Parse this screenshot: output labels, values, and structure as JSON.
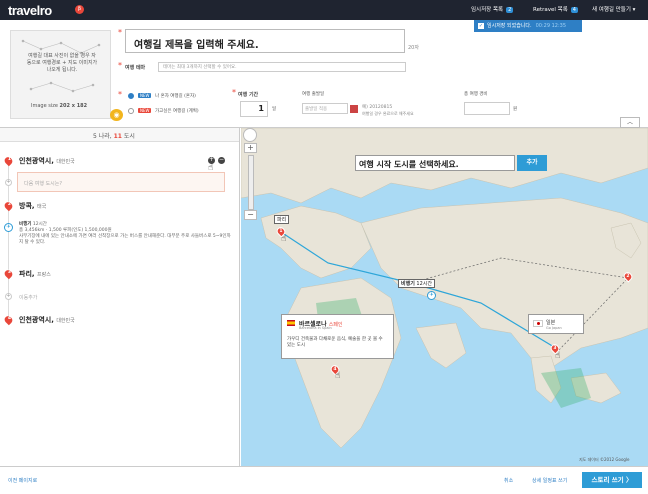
{
  "header": {
    "logo": "travelro",
    "logo_badge": "β",
    "nav": [
      {
        "label": "임시저장 목록",
        "count": "2"
      },
      {
        "label": "Retravel 목록",
        "count": "4"
      },
      {
        "label": "새 여행길 만들기 ▾",
        "count": ""
      }
    ]
  },
  "toast": {
    "text": "임시저장 되었습니다.",
    "time": "00:29 12:35"
  },
  "photo": {
    "guide": "여행길 대표 사진이 없을 경우 자동으로 여행경로 + 지도 이미지가 나오게 됩니다.",
    "size_label": "Image size",
    "size_value": "202 x 182"
  },
  "form": {
    "title_placeholder": "여행길 제목을 입력해 주세요.",
    "title_counter": "20자",
    "theme_label": "여행 테마",
    "theme_hint": "테마는 최대 3개까지 선택할 수 있어요.",
    "types": [
      {
        "tag": "NEW",
        "label": "나 혼자 여행길 (혼자)",
        "tag_color": "#2e7fc5",
        "selected": true
      },
      {
        "tag": "NEW",
        "label": "가고싶은 여행길 (계획)",
        "tag_color": "#e9473a",
        "selected": false
      }
    ],
    "period_label": "여행 기간",
    "period_value": "1",
    "period_unit": "일",
    "start_label": "여행 출발일",
    "start_placeholder": "출발일 적용",
    "start_example": "예) 20120815",
    "start_note": "여행일 경우 완료으로 해주세요",
    "cost_label": "총 여행 경비",
    "cost_unit": "원"
  },
  "collapse_icon": "︿",
  "route": {
    "summary_prefix": "5 나라,",
    "summary_count": "11",
    "summary_suffix": "도시",
    "stops": [
      {
        "num": "1",
        "city": "인천광역시",
        "country": "대한민국"
      },
      {
        "num": "2",
        "city": "방콕",
        "country": "태국"
      },
      {
        "num": "3",
        "city": "파리",
        "country": "프랑스"
      },
      {
        "num": "4",
        "city": "인천광역시",
        "country": "대한민국"
      }
    ],
    "city_input_placeholder": "다음 여행 도시는?",
    "transport_title": "비행기",
    "transport_time": "12시간",
    "transport_stats": "총 3,456km  ·  1,500 루피(인도)  1,500,000원",
    "transport_desc": "사무기장에 내에 있는 안내소에 가면 여러 선착장으로 가는 버스를 안내해준다. 대부분 주로 사들버스로 5~9인까지 탈 수 있다.",
    "move_label": "이동추가"
  },
  "map": {
    "search_text": "여행 시작 도시를 선택하세요.",
    "add_button": "추가",
    "labels": {
      "paris": "파리",
      "flight": "비행기",
      "flight_time": "12시간"
    },
    "pins": [
      "1",
      "2",
      "3",
      "4"
    ],
    "tip": {
      "city": "바르셀로나",
      "country": "스페인",
      "sub": "Barcelona in Spain",
      "desc": "가우디 건축물과 다채로운 음식, 예술을 한 곳 볼 수 있는 도시"
    },
    "japan": {
      "name": "일본",
      "sub": "Go Japan"
    },
    "copyright": "지도 데이터 ©2012 Google"
  },
  "footer": {
    "prev": "이전 페이지로",
    "cancel": "취소",
    "detail": "상세 일정표 쓰기",
    "story": "스토리 쓰기",
    "story_arrow": "〉"
  }
}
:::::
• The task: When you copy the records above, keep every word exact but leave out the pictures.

• The completed task:
Parse this screenshot: output labels, values, and structure as JSON.
{
  "header": {
    "logo": "travelro",
    "logo_badge": "β",
    "nav": [
      {
        "label": "임시저장 목록",
        "count": "2"
      },
      {
        "label": "Retravel 목록",
        "count": "4"
      },
      {
        "label": "새 여행길 만들기 ▾",
        "count": ""
      }
    ]
  },
  "toast": {
    "text": "임시저장 되었습니다.",
    "time": "00:29 12:35"
  },
  "photo": {
    "guide": "여행길 대표 사진이 없을 경우 자동으로 여행경로 + 지도 이미지가 나오게 됩니다.",
    "size_label": "Image size",
    "size_value": "202 x 182"
  },
  "form": {
    "title_placeholder": "여행길 제목을 입력해 주세요.",
    "title_counter": "20자",
    "theme_label": "여행 테마",
    "theme_hint": "테마는 최대 3개까지 선택할 수 있어요.",
    "types": [
      {
        "tag": "NEW",
        "label": "나 혼자 여행길 (혼자)",
        "tag_color": "#2e7fc5",
        "selected": true
      },
      {
        "tag": "NEW",
        "label": "가고싶은 여행길 (계획)",
        "tag_color": "#e9473a",
        "selected": false
      }
    ],
    "period_label": "여행 기간",
    "period_value": "1",
    "period_unit": "일",
    "start_label": "여행 출발일",
    "start_placeholder": "출발일 적용",
    "start_example": "예) 20120815",
    "start_note": "여행일 경우 완료으로 해주세요",
    "cost_label": "총 여행 경비",
    "cost_unit": "원"
  },
  "collapse_icon": "︿",
  "route": {
    "summary_prefix": "5 나라,",
    "summary_count": "11",
    "summary_suffix": "도시",
    "stops": [
      {
        "num": "1",
        "city": "인천광역시",
        "country": "대한민국"
      },
      {
        "num": "2",
        "city": "방콕",
        "country": "태국"
      },
      {
        "num": "3",
        "city": "파리",
        "country": "프랑스"
      },
      {
        "num": "4",
        "city": "인천광역시",
        "country": "대한민국"
      }
    ],
    "city_input_placeholder": "다음 여행 도시는?",
    "transport_title": "비행기",
    "transport_time": "12시간",
    "transport_stats": "총 3,456km  ·  1,500 루피(인도)  1,500,000원",
    "transport_desc": "사무기장에 내에 있는 안내소에 가면 여러 선착장으로 가는 버스를 안내해준다. 대부분 주로 사들버스로 5~9인까지 탈 수 있다.",
    "move_label": "이동추가"
  },
  "map": {
    "search_text": "여행 시작 도시를 선택하세요.",
    "add_button": "추가",
    "labels": {
      "paris": "파리",
      "flight": "비행기",
      "flight_time": "12시간"
    },
    "pins": [
      "1",
      "2",
      "3",
      "4"
    ],
    "tip": {
      "city": "바르셀로나",
      "country": "스페인",
      "sub": "Barcelona in Spain",
      "desc": "가우디 건축물과 다채로운 음식, 예술을 한 곳 볼 수 있는 도시"
    },
    "japan": {
      "name": "일본",
      "sub": "Go Japan"
    },
    "copyright": "지도 데이터 ©2012 Google"
  },
  "footer": {
    "prev": "이전 페이지로",
    "cancel": "취소",
    "detail": "상세 일정표 쓰기",
    "story": "스토리 쓰기",
    "story_arrow": "〉"
  }
}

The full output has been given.